  • Mesa's Classic Drivers Have Been Retired - Affecting ATI R100/R200 & More - Phoronix

    The day has finally come that Mesa's classic OpenGL drivers (non-Gallium3D) have been cleared out of the code-base as part of their modernization effort for mainline. After a half-year pending, the "Delete Mesa Classic" merge request was honored today in eliminating the Mesa "classic" OpenGL drivers from the code-base. The drivers will still be maintained in an "Amber" branch, but considering how little focus these drivers have been receiving by upstream Mesa developers currently, don't expect much (or, if any) real changes moving ahead.

  • Steam support for Chromebooks could surface this week

    After months and months and even more months of waiting, it appears that we may finally get our first look at native Steam gaming on Chrome OS in the very near future. Affectionately known as project ‘Borealis’, the containerized version of Steam has been in the works for nearly two years and it was initially thought that Google was targeting mid to late 2022 for a release. With Chrome OS 96 just rolling out and the next iteration of Google’s desktop operating system not due until January of 2022, it’s fairly clear that this target was missed but that’s okay. I’d rather see a fully baked product released than a buggy piece of software that sours users to Chrome OS. Anyway, in its early development, I presumed that ‘Borealis’, a.k.a. Steam on Chrome OS, would simply be an optimized version of the Steam application that would install and run inside the current Linux container. Over time, we learned that Google was actually creating an entirely new container designed specifically to house Borealis and that it should run independently from the Debian container currently available in Stable Chrome OS. This makes more sense as Google can retain control of the Borealis container and keep it neat and clean for running Steam. Presumably, users will never actually interact with the container like you can with the Linux terminal.

  • iXsystems Recognized in 11th Annual Best in Biz Awards for Most Innovative Product Line of the Year

    TrueNAS by iXsystems is the world’s most popular Open Source storage operating system and is the most efficient solution for managing and sharing data over a network. TrueNAS Open Storage provides unified storage for file, block, object, and application data – making it an exceptionally flexible storage platform for business.
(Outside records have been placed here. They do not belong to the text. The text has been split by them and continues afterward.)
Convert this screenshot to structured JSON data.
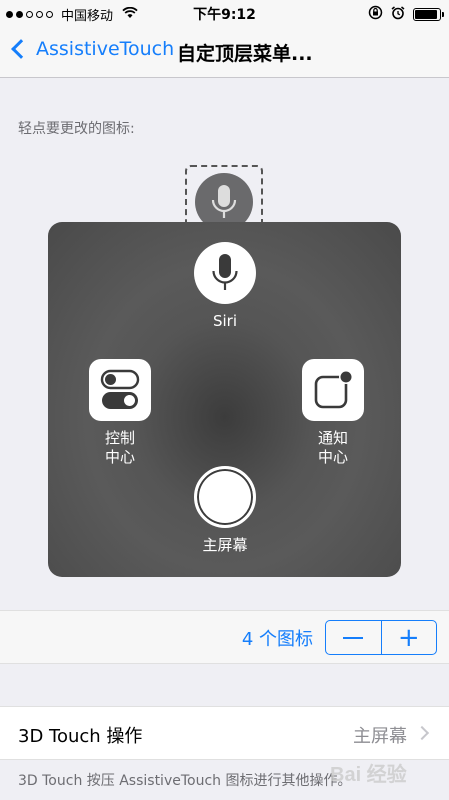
{
  "status_bar": {
    "carrier": "中国移动",
    "time": "下午9:12",
    "battery_level": 0.9
  },
  "nav": {
    "back_label": "AssistiveTouch",
    "title": "自定顶层菜单..."
  },
  "section_label": "轻点要更改的图标:",
  "menu": {
    "items": [
      {
        "icon": "siri-microphone-icon",
        "label_line1": "Siri",
        "label_line2": ""
      },
      {
        "icon": "control-center-toggles-icon",
        "label_line1": "控制",
        "label_line2": "中心"
      },
      {
        "icon": "notification-center-icon",
        "label_line1": "通知",
        "label_line2": "中心"
      },
      {
        "icon": "home-button-icon",
        "label_line1": "主屏幕",
        "label_line2": ""
      }
    ]
  },
  "icon_count": {
    "text": "4 个图标",
    "minus_label": "−",
    "plus_label": "+"
  },
  "touch_row": {
    "label": "3D Touch 操作",
    "value": "主屏幕"
  },
  "footer_note": "3D Touch 按压 AssistiveTouch 图标进行其他操作。",
  "watermark": "Bai 经验",
  "colors": {
    "accent": "#157efb",
    "background": "#efeff4",
    "menu_panel": "#555555"
  }
}
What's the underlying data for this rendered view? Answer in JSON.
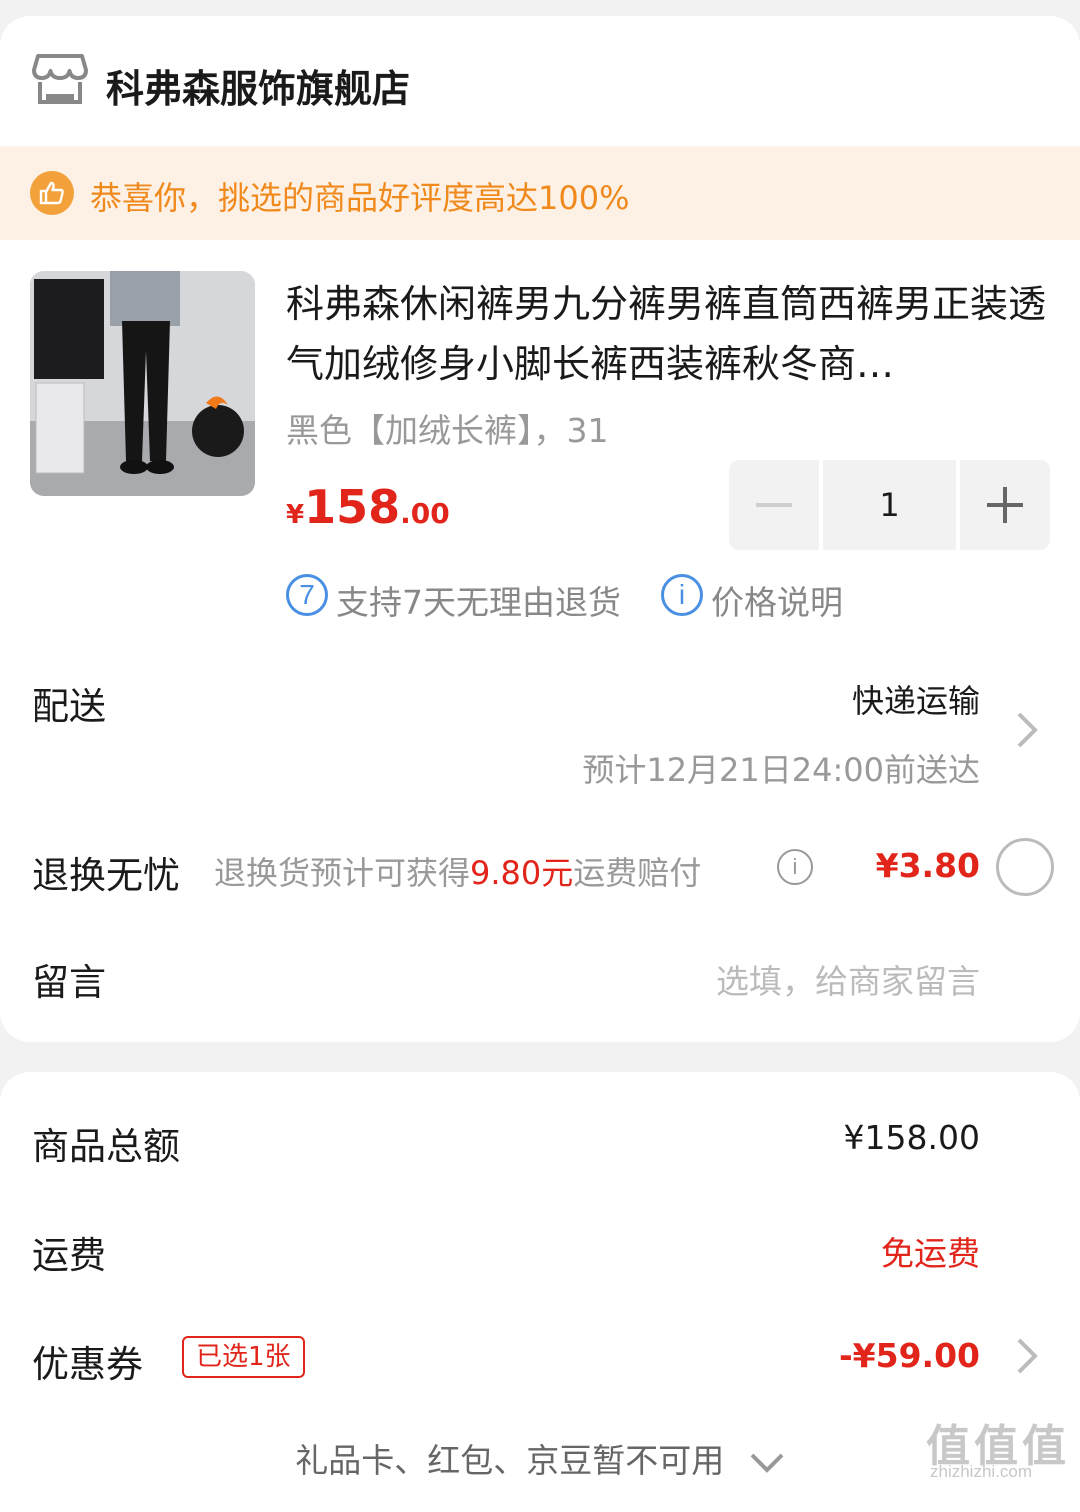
{
  "store": {
    "name": "科弗森服饰旗舰店"
  },
  "banner": {
    "text": "恭喜你，挑选的商品好评度高达100%"
  },
  "product": {
    "title": "科弗森休闲裤男九分裤男裤直筒西裤男正装透气加绒修身小脚长裤西装裤秋冬商…",
    "spec": "黑色【加绒长裤】，31",
    "price_currency": "¥",
    "price_int": "158",
    "price_dec": ".00",
    "quantity": "1",
    "services": [
      {
        "icon": "7",
        "text": "支持7天无理由退货"
      },
      {
        "icon": "i",
        "text": "价格说明"
      }
    ]
  },
  "delivery": {
    "label": "配送",
    "method": "快递运输",
    "eta": "预计12月21日24:00前送达"
  },
  "return_protect": {
    "label": "退换无忧",
    "desc_prefix": "退换货预计可获得",
    "desc_highlight": "9.80元",
    "desc_suffix": "运费赔付",
    "price": "¥3.80"
  },
  "message": {
    "label": "留言",
    "placeholder": "选填，给商家留言"
  },
  "summary": {
    "goods_total_label": "商品总额",
    "goods_total_value": "¥158.00",
    "shipping_label": "运费",
    "shipping_value": "免运费",
    "coupon_label": "优惠券",
    "coupon_badge": "已选1张",
    "coupon_value": "-¥59.00",
    "unavailable_text": "礼品卡、红包、京豆暂不可用"
  },
  "watermark": {
    "main": "值值值",
    "sub": "zhizhizhi.com"
  },
  "colors": {
    "accent_red": "#e1251b",
    "banner_orange": "#f08a1d",
    "banner_bg": "#fdf1e6",
    "service_blue": "#4a90e2"
  }
}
All TrueNAS editions -- CORE, Enterprise, and SCALE -- leverage the enterprise-grade OpenZFS file system to provide an all-inclusive data management solution that protects customer data with features like Copy-on-Write, Snapshots, Checksums, Scrubbing, and 2-Copy Metadata.